Kim Jong Il: "The Songun-based revolutionary line is a great revolutionary line of our era and an ever victorious banner of our revolution"
"In Memory of President Kim Il Sung: Eternal Sun of Mankind"
And so on…

I only bought a pin with the North Korean flag, a map and a North Korean flag as souvenir, but no books, which I now regret. It would have been a good souvenir, although I'm not yet totally convinced of all that Juche- and Songun-stuff ;-)
Maybe I will call my friends at the North Korean embassy in Vienna and ask, whether they can sell me some of that books…*g*

Children's Palace:

The Children's Palace is a place, where children go in the afternoon after school. Also free time and hobbies are organized by the party…
Such places are said to exist everywhere in North Korea, but I'm sure that the others, which tourists don't see, are not that well-equipped.

We were guided to a lot of different classes:








Computer class:
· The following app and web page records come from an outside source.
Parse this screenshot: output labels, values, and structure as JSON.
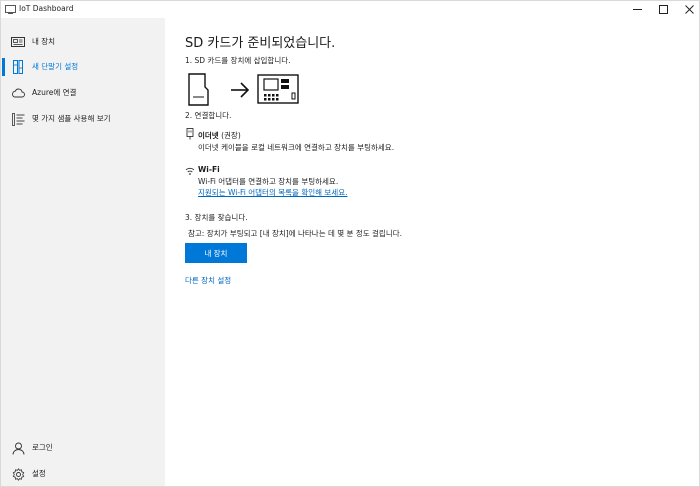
{
  "window": {
    "title": "IoT Dashboard"
  },
  "sidebar": {
    "items": [
      {
        "label": "내 장치",
        "icon": "devices-icon"
      },
      {
        "label": "새 단말기 설정",
        "icon": "board-setup-icon",
        "active": true
      },
      {
        "label": "Azure에 연결",
        "icon": "cloud-icon"
      },
      {
        "label": "몇 가지 샘플 사용해 보기",
        "icon": "samples-list-icon"
      }
    ],
    "bottom_items": [
      {
        "label": "로그인",
        "icon": "person-icon"
      },
      {
        "label": "설정",
        "icon": "gear-icon"
      }
    ]
  },
  "main": {
    "title": "SD 카드가 준비되었습니다.",
    "step1": "1. SD 카드를 장치에 삽입합니다.",
    "step2": "2. 연결합니다.",
    "ethernet": {
      "title": "이더넷",
      "recommended": " (권장)",
      "desc": "이더넷 케이블을 로컬 네트워크에 연결하고 장치를 부팅하세요."
    },
    "wifi": {
      "title": "Wi-Fi",
      "desc": "Wi-Fi 어댑터를 연결하고 장치를 부팅하세요.",
      "link": "지원되는 Wi-Fi 어댑터의 목록을 확인해 보세요."
    },
    "step3": "3. 장치를 찾습니다.",
    "note": "참고: 장치가 부팅되고 [내 장치]에 나타나는 데 몇 분 정도 걸립니다.",
    "my_devices_button": "내 장치",
    "other_device_link": "다른 장치 설정"
  },
  "colors": {
    "accent": "#0078d7",
    "link": "#0067c0",
    "sidebar_bg": "#f2f2f2"
  }
}
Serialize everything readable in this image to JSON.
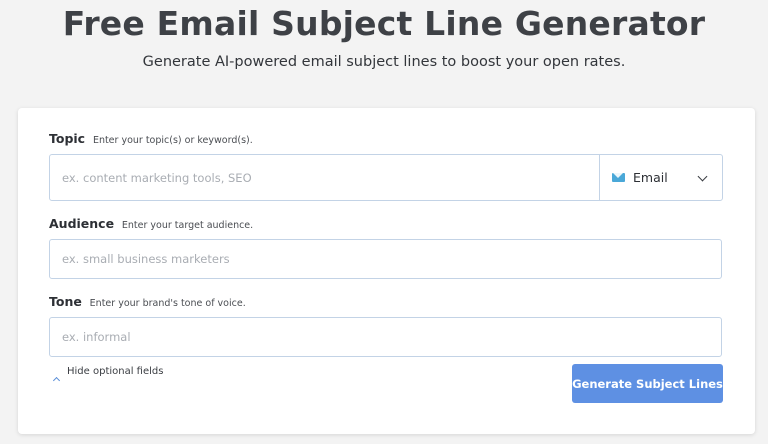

I asked whether children can choose what they want to do. The answer was, that there is a test, to find out about the talents of the children, and according to that the options, which they have, are decided.


I have to admit, that all the children are very talented, but that's also connected with hard work and drill…

The highlight was a music performance of some of the children on the stage:

That was the final part of our sightseeing program in North Korea. By the way, it was also planned that we visit the railway museum, but unfortunately it was closed for some reconstruction.

Farewell dinner

In the evening we had a farewell dinner with the guides and the driver at the Pyongyang Duck BBQ restaurant.
The food was very tasty and it was a nice finish of our tip.

Our guides did the best to enable us a pleasant and interesting stay in Pyongyang. Sometimes it was a little bit too much Kimilsungism for us, as everything is in some way brought in connection with the Great and/or the Dear Leader. But that's what we expected and we always tried to respect their culture and mentality.
So we had a good and friendly relationship with our guides and some interesting discussions with them.

Pyongyang by night – photos taken from the hotel:


Eurasia 2005: ~35.000 km by train from Europe via Ukraine, Russia and Mongolia to China and back to Europe via Kazakhstan and Uzbekistan:

Total solar eclipse 2008: Trip to the total solar eclipse in the Altay mountains (1st august 2008), including a 6-day trekking trip: